Habitually, my wife ridicules me for my inability to shut off my brain and enjoy a movie. I have a tendency to point out flaws in films (both logical and technical) that is largely due to my decade-long career as a sound technician in the motion picture industry. The rest of my critical attitude is rooted in an upbringing that highly valued critical thinking, especially when it came to the media.
I went to see “I Am Legend” the other night. A lesser critic than I could easily poke at the logic of this film to the point that there where more holes than not. I was, however, able to hold my tongue throughout the screening, and found it more than moderately enjoyable on the whole. I can reduce my thoughts on this film to the observation that it is really nothing more than an American version of “28 Days/Weeks Later”, the first of which I enjoyed much more. There are, however, a few issues that I feel compelled to address.
By quirk of fate, I happened to watch “I Am Legend” in the middle of a month long visit to Brazil in a movie theatre in Sao Paulo, surrounded by locals and seated next to my Brazilian sister-in-law. At the point in the movie when the late-coming heroine states that she was stationed on a ship out of Sao Paulo, everyone in the theatre looked around quizzically. I am STUNNED that this glaring error of geography made its way through the entire process of producing this script. Sao Paulo, a city whose greater area boasts a population of some 26 million people, sits atop the Brazilian plateau at an altitude of 760 meters (2500 feet) and is 70 kilometers (43.5 miles and approximately an hour and a half drive) from the coast and the nearest drop of sea-water. It doesn’t take much more than a casual glance at a map to notice this. Come on! The port city of Santos is just down off the plateau from Sao Paulo, and Rio De Janeiro is only a few hours drive to the north and sits obviously on the coast. Did anyone even LOOK at a map? I’m not sure if this is the result of pure laziness, or whether it is due to the misinformed arrogance that I find in so many Americans. I say this with impunity as an (often embarrassed) American myself.
Shortly after, when the good doctor gives the name of his daughter, Marley, half of the people in the theatre smiled and nodded, saying, “Ah, Bob Marley.” under their breath. Now, I know that the fact that the girl was named after Bob Marley was more than hinted at from the start of the movie, but, the fact is that reggae music is a bit of a national past-time in Brazil, and Bob Marley is VERY well known here, even among young people. When she goes on to claim complete ignorance, the people in the theatre were completely confused. It is next to inconceivable that a Brazilian girl from Sao Paulo, who knows Damien Marley, would not also be completely aware that his father was the legendary godfather of reggae music, Bob Marley. I’m not sure what to make of this beyond a general lack of knowledge and research in to the culture of one of the only TWO major characters in the entire film. Welcome to Hollywood.

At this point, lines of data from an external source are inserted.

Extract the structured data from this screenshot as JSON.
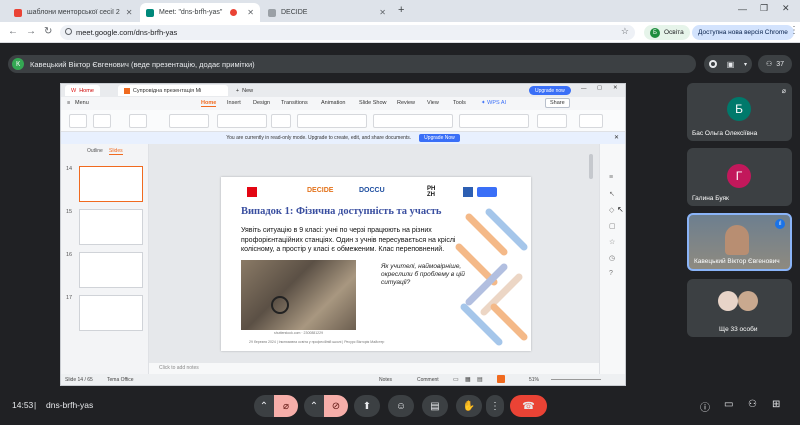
{
  "browser": {
    "tabs": [
      {
        "label": "шаблони менторської сесії 2",
        "color": "#ea4335"
      },
      {
        "label": "Meet: \"dns-brfh-yas\"",
        "color": "#00897b"
      },
      {
        "label": "DECIDE",
        "color": "#5f6368"
      }
    ],
    "new_tab_symbol": "+",
    "url": "meet.google.com/dns-brfh-yas",
    "profile_label": "Освіта",
    "profile_initial": "Б",
    "update_label": "Доступна нова версія Chrome"
  },
  "meet": {
    "presenter_initial": "К",
    "presenter_banner": "Кавецький Віктор Євгенович (веде презентацію, додає примітки)",
    "participants_count": "37",
    "time": "14:53",
    "meeting_code": "dns-brfh-yas",
    "tiles": [
      {
        "initial": "Б",
        "name": "Бас Ольга Олексіївна",
        "color": "#00796b"
      },
      {
        "initial": "Г",
        "name": "Галина Буяк",
        "color": "#c2185b"
      },
      {
        "initial": "",
        "name": "Кавецький Віктор Євгенович",
        "color": ""
      },
      {
        "initial": "",
        "name": "Ще 33 особи",
        "color": ""
      }
    ]
  },
  "wps": {
    "home_tab": "Home",
    "doc_tab": "Супровідна презентація Mi",
    "new_tab": "New",
    "upgrade_now_top": "Upgrade now",
    "menu_label": "Menu",
    "ribbon_tabs": [
      "Home",
      "Insert",
      "Design",
      "Transitions",
      "Animation",
      "Slide Show",
      "Review",
      "View",
      "Tools"
    ],
    "wps_ai": "WPS AI",
    "share_label": "Share",
    "tool_labels": [
      "Format Painter",
      "Paste",
      "From Current Slide",
      "Slide Tools",
      "Settings"
    ],
    "readonly_notice": "You are currently in read-only mode. Upgrade to create, edit, and share documents.",
    "upgrade_now": "Upgrade Now",
    "outline_tab": "Outline",
    "slides_tab": "Slides",
    "thumb_numbers": [
      "14",
      "15",
      "16",
      "17"
    ],
    "notes_placeholder": "Click to add notes",
    "status_slide": "Slide 14 / 65",
    "status_theme": "Tema Office",
    "status_notes": "Notes",
    "status_comment": "Comment",
    "zoom": "51%"
  },
  "slide": {
    "logos": [
      "DECIDE",
      "DOCCU",
      "PH ZH"
    ],
    "title": "Випадок 1: Фізична доступність та участь",
    "body": "Уявіть ситуацію в 9 класі: учні по черзі працюють на різних профорієнтаційних станціях. Один з учнів пересувається на кріслі колісному, а простір у класі є обмеженим. Клас переповнений.",
    "question": "Як учителі, наймовірніше, окреслили б проблему в цій ситуації?",
    "photo_credit": "shutterstock.com · 2300881229",
    "footer": "29 березня 2024 | Інклюзивна освіта у професійній школі | Ресурс Вікторія Майстер"
  },
  "colors": {
    "meet_bg": "#202124",
    "end_call": "#ea4335",
    "wps_orange": "#f06a1f",
    "slide_title": "#3a4fa0"
  }
}
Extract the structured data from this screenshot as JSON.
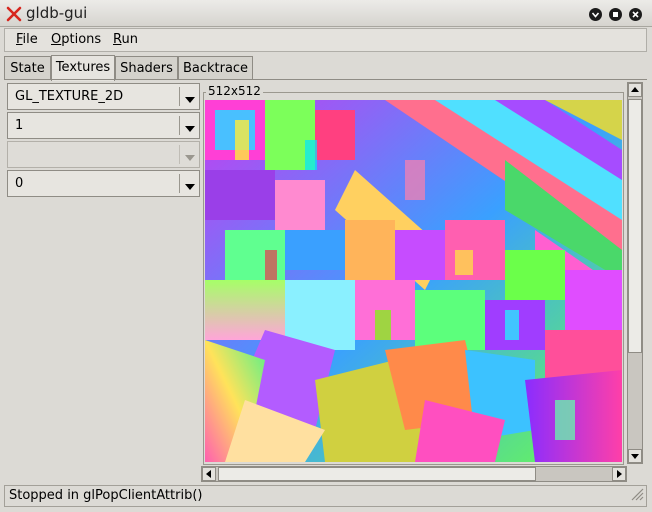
{
  "window": {
    "title": "gldb-gui"
  },
  "menu": [
    {
      "label": "File",
      "mnemonic": "F",
      "rest": "ile"
    },
    {
      "label": "Options",
      "mnemonic": "O",
      "rest": "ptions"
    },
    {
      "label": "Run",
      "mnemonic": "R",
      "rest": "un"
    }
  ],
  "tabs": [
    {
      "label": "State",
      "active": false
    },
    {
      "label": "Textures",
      "active": true
    },
    {
      "label": "Shaders",
      "active": false
    },
    {
      "label": "Backtrace",
      "active": false
    }
  ],
  "texture_panel": {
    "target_select": "GL_TEXTURE_2D",
    "texture_id_select": "1",
    "face_select": "",
    "level_select": "0",
    "size_label": "512x512"
  },
  "status": {
    "text": "Stopped in glPopClientAttrib()"
  },
  "colors": {
    "accent_close_x": "#d7261e",
    "window_bg": "#dcdad5"
  },
  "icons": {
    "app": "x-logo-icon",
    "minimize": "minimize-icon",
    "maximize": "maximize-icon",
    "close": "close-icon",
    "combo_arrow": "chevron-down-icon",
    "scroll_up": "arrow-up-icon",
    "scroll_down": "arrow-down-icon",
    "scroll_left": "arrow-left-icon",
    "scroll_right": "arrow-right-icon",
    "resize_grip": "resize-grip-icon"
  }
}
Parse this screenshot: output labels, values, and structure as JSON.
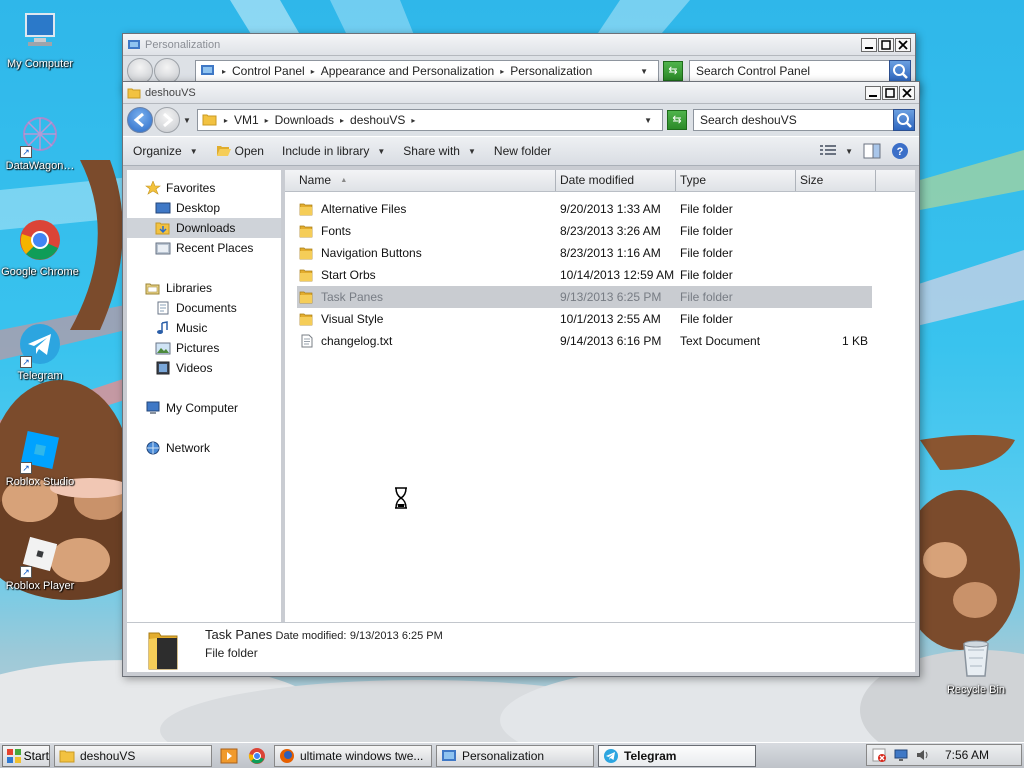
{
  "colors": {
    "desktop_bg": "#2fb7ea",
    "folder_yellow": "#f2c241",
    "selection_gray": "#c9ccd1",
    "accent_blue": "#2a6bc8"
  },
  "desktop": {
    "icons": [
      {
        "label": "My Computer",
        "icon": "computer-icon",
        "shortcut": false
      },
      {
        "label": "DataWagon…",
        "icon": "datawagon-icon",
        "shortcut": true
      },
      {
        "label": "Google Chrome",
        "icon": "chrome-icon",
        "shortcut": false
      },
      {
        "label": "Telegram",
        "icon": "telegram-icon",
        "shortcut": true
      },
      {
        "label": "Roblox Studio",
        "icon": "roblox-studio-icon",
        "shortcut": true
      },
      {
        "label": "Roblox Player",
        "icon": "roblox-player-icon",
        "shortcut": true
      },
      {
        "label": "Recycle Bin",
        "icon": "recycle-bin-icon",
        "shortcut": false
      }
    ]
  },
  "personalization_window": {
    "title": "Personalization",
    "breadcrumb": [
      "Control Panel",
      "Appearance and Personalization",
      "Personalization"
    ],
    "search_placeholder": "Search Control Panel"
  },
  "explorer": {
    "title": "deshouVS",
    "breadcrumb": [
      "VM1",
      "Downloads",
      "deshouVS"
    ],
    "search_placeholder": "Search deshouVS",
    "toolbar": {
      "organize": "Organize",
      "open": "Open",
      "include": "Include in library",
      "share": "Share with",
      "new_folder": "New folder"
    },
    "nav": {
      "favorites": "Favorites",
      "desktop": "Desktop",
      "downloads": "Downloads",
      "recent": "Recent Places",
      "libraries": "Libraries",
      "documents": "Documents",
      "music": "Music",
      "pictures": "Pictures",
      "videos": "Videos",
      "my_computer": "My Computer",
      "network": "Network"
    },
    "columns": {
      "name": "Name",
      "date": "Date modified",
      "type": "Type",
      "size": "Size"
    },
    "files": [
      {
        "name": "Alternative Files",
        "date": "9/20/2013 1:33 AM",
        "type": "File folder",
        "size": "",
        "kind": "folder"
      },
      {
        "name": "Fonts",
        "date": "8/23/2013 3:26 AM",
        "type": "File folder",
        "size": "",
        "kind": "folder"
      },
      {
        "name": "Navigation Buttons",
        "date": "8/23/2013 1:16 AM",
        "type": "File folder",
        "size": "",
        "kind": "folder"
      },
      {
        "name": "Start Orbs",
        "date": "10/14/2013 12:59 AM",
        "type": "File folder",
        "size": "",
        "kind": "folder"
      },
      {
        "name": "Task Panes",
        "date": "9/13/2013 6:25 PM",
        "type": "File folder",
        "size": "",
        "kind": "folder",
        "selected": true
      },
      {
        "name": "Visual Style",
        "date": "10/1/2013 2:55 AM",
        "type": "File folder",
        "size": "",
        "kind": "folder"
      },
      {
        "name": "changelog.txt",
        "date": "9/14/2013 6:16 PM",
        "type": "Text Document",
        "size": "1 KB",
        "kind": "text"
      }
    ],
    "details": {
      "name": "Task Panes",
      "date_label": "Date modified:",
      "date": "9/13/2013 6:25 PM",
      "type": "File folder"
    }
  },
  "taskbar": {
    "start": "Start",
    "buttons": [
      {
        "label": "deshouVS",
        "icon": "folder-icon"
      },
      {
        "label": "ultimate windows twe...",
        "icon": "firefox-icon"
      },
      {
        "label": "Personalization",
        "icon": "control-panel-icon"
      },
      {
        "label": "Telegram",
        "icon": "telegram-icon"
      }
    ],
    "clock": "7:56 AM"
  }
}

I am further stunned to realize that Alice Braga, who plays the Brazilian heroine, is actually a Brazilian actress born in Sao Paulo herself. How the hell did this happen? Did Alice realize what was going on? Did she say anything? Did anyone listen to her? Originally, I thought this was just another example of typical lack of attention to detail concerning the world outside of the United States that continues to reinforce international scorn directed at the U.S.A. Now, I’m not so sure, and that’s even worse.